Old Friends

I have a tendency towards being solipsistic – so mentally focused on my own wants that I am not thinking about other people. It is not so much selfish as it is mentally self-absorbed. I say not selfish because my wants are related to the good of the community. I get so distracted trying to accomplish something that I forget to pay attention to the people I’m trying to accomplish it for.

Recently, when I was listening to Pinegrove’s song “Old Friends,” I realized I have been in this mode for a bit. Evan Hall sings, “I should call my parents when I think of them. Should tell my friends when I love them. I got too caught up in my own [stuff].”

It’s easy to get caught up in our own stuff. As leaders, we have lots of stuff. As parents, we have lots of stuff. As spouses, siblings, and friends, we have lots of stuff. If we didn’t get caught up in all that stuff from time to time, we wouldn’t be human. However, the best intentions won’t replace simply paying attention to the people in our lives.

We rarely remember how much money our family had when we were kids. We remember the time our parents spent doing things with us. We rarely remember the stuff we have accumulated. We remember the experiences with people we love. While we appreciate and need the higher level work our leaders do, we remember when we were noticed for the contribution we made or cared for when we were struggling.
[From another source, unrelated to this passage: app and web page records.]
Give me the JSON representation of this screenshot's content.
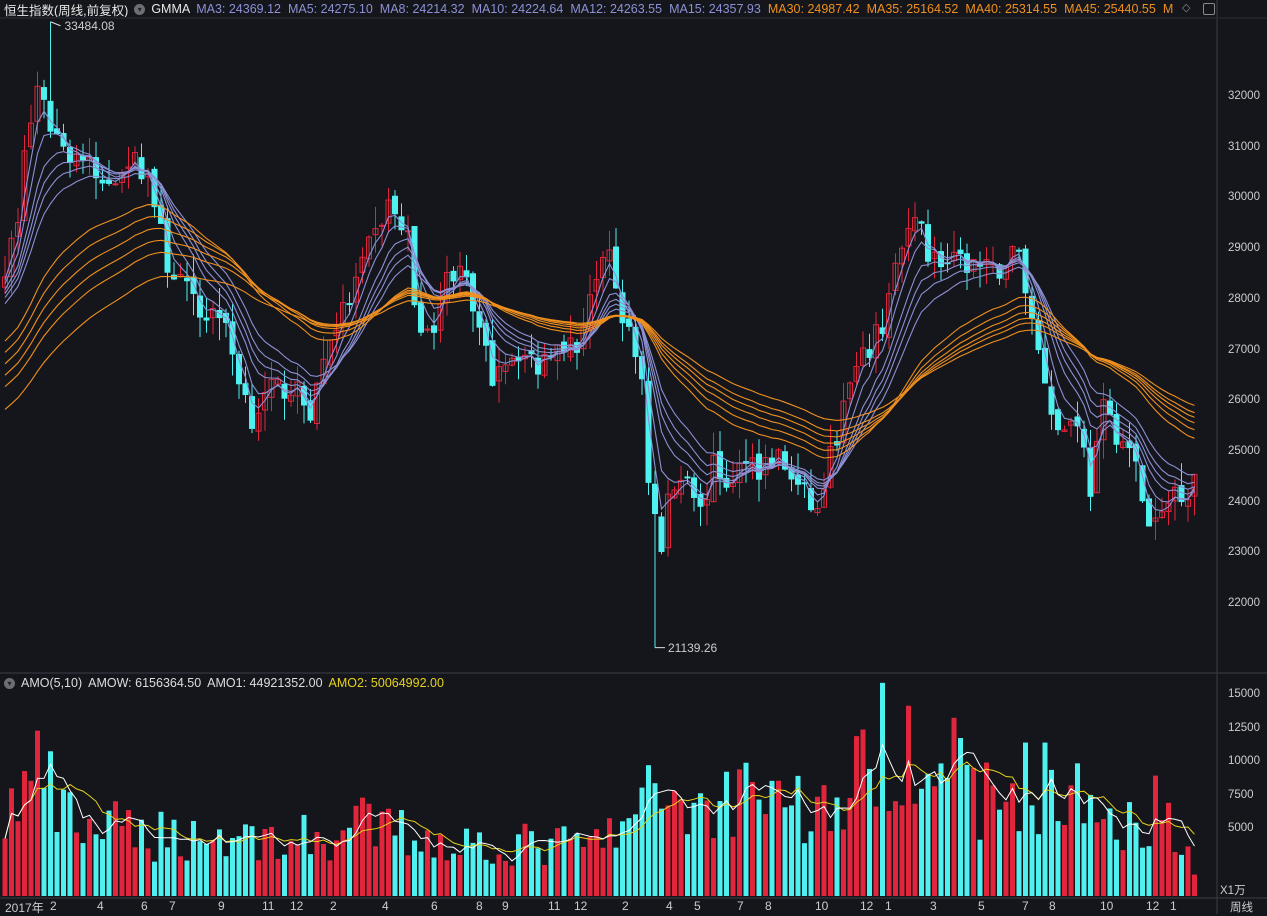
{
  "header": {
    "title": "恒生指数(周线,前复权)",
    "indicator": "GMMA",
    "ma_values": [
      {
        "label": "MA3: 24369.12",
        "group": "short"
      },
      {
        "label": "MA5: 24275.10",
        "group": "short"
      },
      {
        "label": "MA8: 24214.32",
        "group": "short"
      },
      {
        "label": "MA10: 24224.64",
        "group": "short"
      },
      {
        "label": "MA12: 24263.55",
        "group": "short"
      },
      {
        "label": "MA15: 24357.93",
        "group": "short"
      },
      {
        "label": "MA30: 24987.42",
        "group": "long"
      },
      {
        "label": "MA35: 25164.52",
        "group": "long"
      },
      {
        "label": "MA40: 25314.55",
        "group": "long"
      },
      {
        "label": "MA45: 25440.55",
        "group": "long"
      },
      {
        "label": "M",
        "group": "long"
      }
    ]
  },
  "sub_header": {
    "indicator": "AMO(5,10)",
    "amow": "AMOW: 6156364.50",
    "amo1": "AMO1: 44921352.00",
    "amo2": "AMO2: 50064992.00"
  },
  "colors": {
    "background": "#14161c",
    "up": "#e0253c",
    "down": "#4ef0f0",
    "short_ma": "#8d90d4",
    "long_ma": "#f0901e",
    "amo1": "#ffffff",
    "amo2": "#e6d21a"
  },
  "annotations": {
    "high": "33484.08",
    "low": "21139.26"
  },
  "axis": {
    "price_ticks": [
      "32000",
      "31000",
      "30000",
      "29000",
      "28000",
      "27000",
      "26000",
      "25000",
      "24000",
      "23000",
      "22000"
    ],
    "volume_ticks": [
      "15000",
      "12500",
      "10000",
      "7500",
      "5000"
    ],
    "volume_unit": "X1万",
    "period": "周线",
    "x_labels": [
      "2017年",
      "2",
      "4",
      "6",
      "7",
      "9",
      "11",
      "12",
      "2",
      "4",
      "6",
      "8",
      "9",
      "11",
      "12",
      "2",
      "4",
      "5",
      "7",
      "8",
      "10",
      "12",
      "1",
      "3",
      "5",
      "7",
      "8",
      "10",
      "12",
      "1"
    ]
  },
  "chart_data": {
    "type": "candlestick",
    "ma_periods_short": [
      3,
      5,
      8,
      10,
      12,
      15
    ],
    "ma_periods_long": [
      30,
      35,
      40,
      45,
      50,
      60
    ],
    "ylim": [
      21000,
      33500
    ],
    "volume_ylim": [
      0,
      15500
    ],
    "close_trace": [
      [
        0,
        28700
      ],
      [
        2,
        29500
      ],
      [
        3,
        31000
      ],
      [
        5,
        32000
      ],
      [
        7,
        31500
      ],
      [
        9,
        31000
      ],
      [
        12,
        30800
      ],
      [
        15,
        30200
      ],
      [
        19,
        30800
      ],
      [
        22,
        30500
      ],
      [
        25,
        28700
      ],
      [
        27,
        28400
      ],
      [
        30,
        27700
      ],
      [
        33,
        27800
      ],
      [
        36,
        26500
      ],
      [
        38,
        25700
      ],
      [
        41,
        26200
      ],
      [
        44,
        26300
      ],
      [
        47,
        25800
      ],
      [
        50,
        27300
      ],
      [
        53,
        28000
      ],
      [
        56,
        29000
      ],
      [
        59,
        29900
      ],
      [
        62,
        29200
      ],
      [
        63,
        28000
      ],
      [
        65,
        27200
      ],
      [
        68,
        28400
      ],
      [
        70,
        28800
      ],
      [
        72,
        27700
      ],
      [
        75,
        26500
      ],
      [
        76,
        26800
      ],
      [
        79,
        27000
      ],
      [
        82,
        26700
      ],
      [
        85,
        27300
      ],
      [
        88,
        27000
      ],
      [
        90,
        28200
      ],
      [
        93,
        28800
      ],
      [
        95,
        27700
      ],
      [
        98,
        26500
      ],
      [
        99,
        24500
      ],
      [
        101,
        23000
      ],
      [
        102,
        24100
      ],
      [
        105,
        24700
      ],
      [
        107,
        23800
      ],
      [
        109,
        24700
      ],
      [
        112,
        24300
      ],
      [
        114,
        25000
      ],
      [
        116,
        24700
      ],
      [
        119,
        24900
      ],
      [
        122,
        24300
      ],
      [
        125,
        23800
      ],
      [
        127,
        24900
      ],
      [
        130,
        26300
      ],
      [
        132,
        26800
      ],
      [
        135,
        27500
      ],
      [
        137,
        28700
      ],
      [
        139,
        29200
      ],
      [
        141,
        29700
      ],
      [
        142,
        28900
      ],
      [
        145,
        28700
      ],
      [
        149,
        28700
      ],
      [
        152,
        28500
      ],
      [
        155,
        28900
      ],
      [
        156,
        28900
      ],
      [
        158,
        27600
      ],
      [
        160,
        26500
      ],
      [
        162,
        25400
      ],
      [
        165,
        25700
      ],
      [
        167,
        24300
      ],
      [
        169,
        25800
      ],
      [
        172,
        25200
      ],
      [
        174,
        24700
      ],
      [
        176,
        23500
      ],
      [
        178,
        23700
      ],
      [
        180,
        24300
      ],
      [
        182,
        24200
      ],
      [
        183,
        24600
      ]
    ],
    "volume_trace": [
      [
        0,
        5800
      ],
      [
        3,
        8000
      ],
      [
        6,
        9500
      ],
      [
        8,
        6000
      ],
      [
        12,
        5200
      ],
      [
        20,
        4700
      ],
      [
        30,
        4500
      ],
      [
        40,
        4300
      ],
      [
        50,
        4200
      ],
      [
        55,
        5200
      ],
      [
        60,
        4800
      ],
      [
        70,
        4000
      ],
      [
        80,
        3800
      ],
      [
        90,
        3800
      ],
      [
        95,
        5000
      ],
      [
        100,
        7500
      ],
      [
        103,
        8000
      ],
      [
        106,
        6500
      ],
      [
        110,
        6800
      ],
      [
        115,
        9000
      ],
      [
        120,
        7500
      ],
      [
        125,
        6000
      ],
      [
        130,
        8000
      ],
      [
        135,
        11000
      ],
      [
        140,
        12500
      ],
      [
        143,
        11500
      ],
      [
        148,
        8000
      ],
      [
        152,
        7000
      ],
      [
        157,
        8500
      ],
      [
        162,
        8000
      ],
      [
        167,
        6500
      ],
      [
        172,
        6000
      ],
      [
        178,
        6500
      ],
      [
        181,
        5500
      ],
      [
        183,
        1200
      ]
    ]
  }
}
Interestingly, one of the antonyms of solipsism is empathy. Empathy is identifying with or being understanding of the thoughts, feelings, or emotional state of another person. This may come naturally to you, but it does not for me. I must work at this. Empathy starts with mindfulness or self-awareness (not self-absorption), literally being aware of myself so I can intentionally become more aware of others.
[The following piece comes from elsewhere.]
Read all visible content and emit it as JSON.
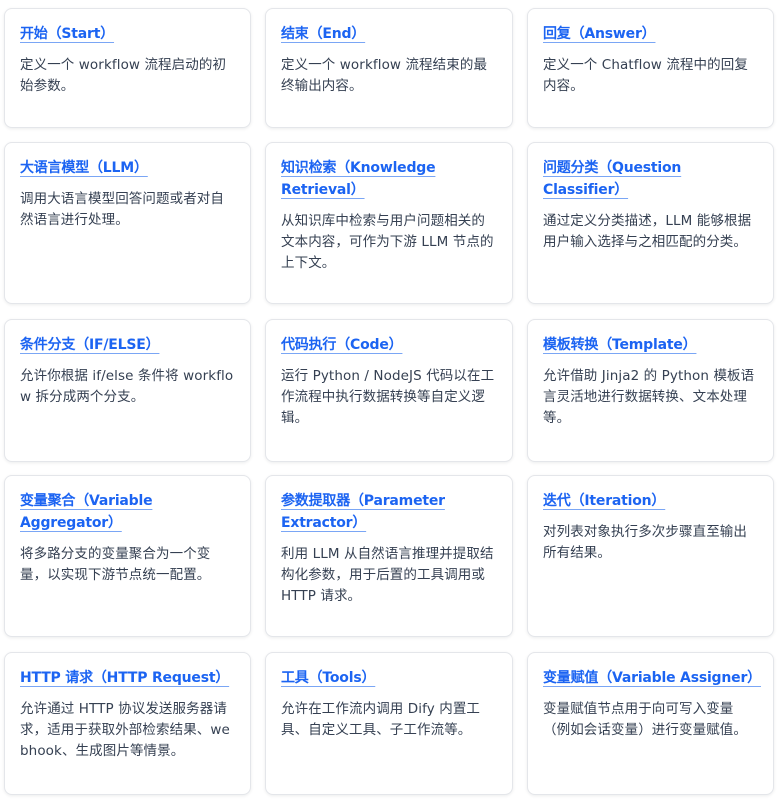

Listening is the next step to empathy. Listening takes time and attention – two things we tend to be short of if we’re being solipsistic. Imagine the person you are listening to is your favorite author, artist, or celebrity. How would you pay attention to them? Personally, if I got the chance to listen to Bono, I would try to remember and internalize every word he said. That’s how we should listen to others.
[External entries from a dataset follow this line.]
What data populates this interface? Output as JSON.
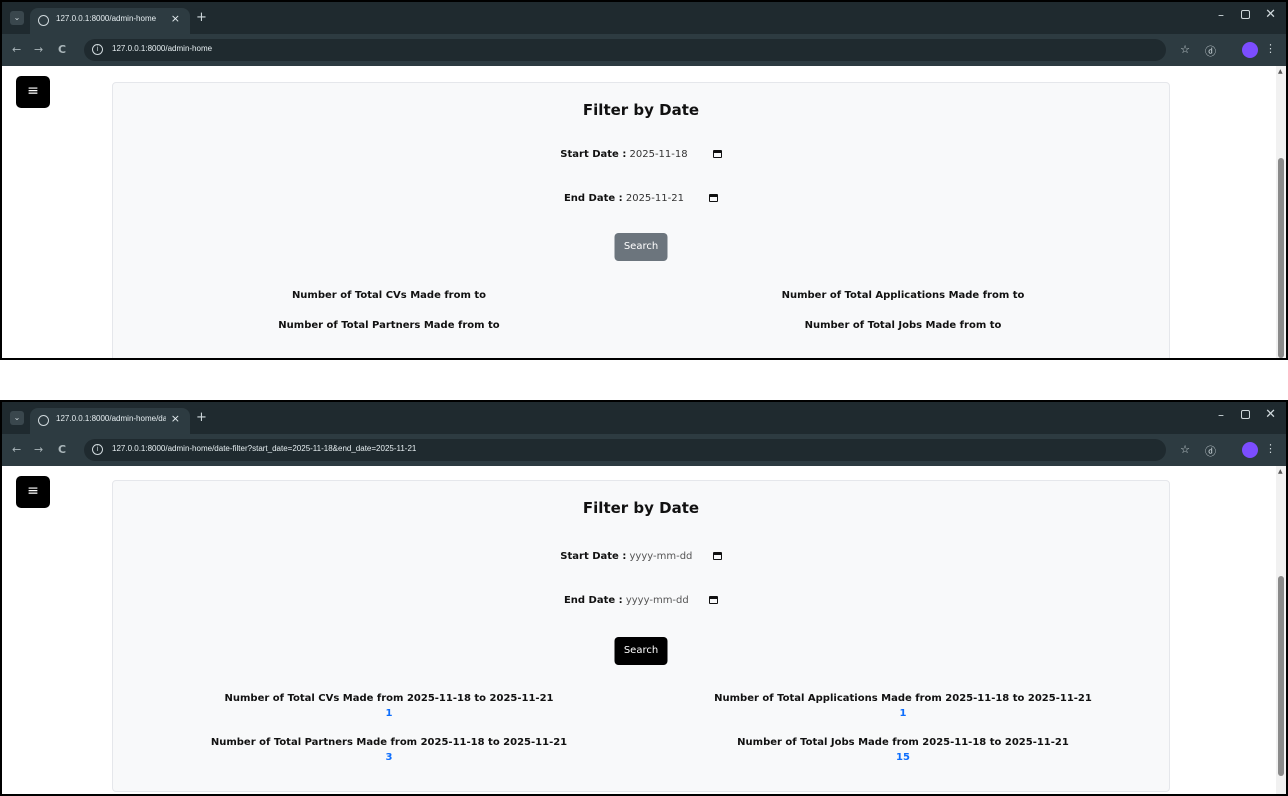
{
  "shot1": {
    "tab_title": "127.0.0.1:8000/admin-home",
    "url": "127.0.0.1:8000/admin-home",
    "page": {
      "menu_icon": "≡",
      "title": "Filter by Date",
      "start_label": "Start Date :",
      "start_value": "2025-11-18",
      "end_label": "End Date :",
      "end_value": "2025-11-21",
      "search_label": "Search",
      "stats": [
        {
          "label": "Number of Total CVs Made from to",
          "value": ""
        },
        {
          "label": "Number of Total Applications Made from to",
          "value": ""
        },
        {
          "label": "Number of Total Partners Made from to",
          "value": ""
        },
        {
          "label": "Number of Total Jobs Made from to",
          "value": ""
        }
      ]
    }
  },
  "shot2": {
    "tab_title": "127.0.0.1:8000/admin-home/da",
    "url": "127.0.0.1:8000/admin-home/date-filter?start_date=2025-11-18&end_date=2025-11-21",
    "page": {
      "menu_icon": "≡",
      "title": "Filter by Date",
      "start_label": "Start Date :",
      "start_placeholder": "yyyy-mm-dd",
      "end_label": "End Date :",
      "end_placeholder": "yyyy-mm-dd",
      "search_label": "Search",
      "stats": [
        {
          "label": "Number of Total CVs Made from 2025-11-18 to 2025-11-21",
          "value": "1"
        },
        {
          "label": "Number of Total Applications Made from 2025-11-18 to 2025-11-21",
          "value": "1"
        },
        {
          "label": "Number of Total Partners Made from 2025-11-18 to 2025-11-21",
          "value": "3"
        },
        {
          "label": "Number of Total Jobs Made from 2025-11-18 to 2025-11-21",
          "value": "15"
        }
      ]
    }
  },
  "browser": {
    "tab_close": "×",
    "new_tab": "+",
    "back": "←",
    "forward": "→",
    "reload": "C",
    "star": "☆",
    "extensions": "ⓓ",
    "kebab": "⋮",
    "min": "–",
    "close": "✕"
  },
  "colors": {
    "chrome_dark": "#1f2a2f",
    "chrome_bar": "#2d3b41",
    "search_disabled": "#6c757d",
    "search_active": "#000000",
    "stat_value": "#0d6efd"
  }
}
Next you have the chance to set aside your own opinions and conclusions and try to see through the other person’s eyes. Notice when you are making judgment statements in your head and set those aside. Remember, you do not have to agree with someone to empathize with them.

Finally, you can offer support, including sharing your experiences that are similar. Support isn’t fixing things or explaining things, though you may have an opportunity to do those, too. Support is being willing to step into the space someone is in and hang out with them there. My experiences in recovery are full of true support; people who would sit with me without judging me or taking responsibility for the work I needed to do, but who could honestly say, “I know.”

I have some old friends (both old in their chronological age and old in the years we have been friends). What is special about them is the way we know each other. Years of shared experiences have given us the ability to see through each other’s eyes and have softened our judgment of each other.

Healthy communities are full of people doing their best to be old friends. We can choose to intentionally compress time and give others the benefits that too often only come after years and years of friendship. We all have lots of “stuff.” We can all use an old friend to help us through it. Maybe, by being that friend, we can find one and live the Bison Way.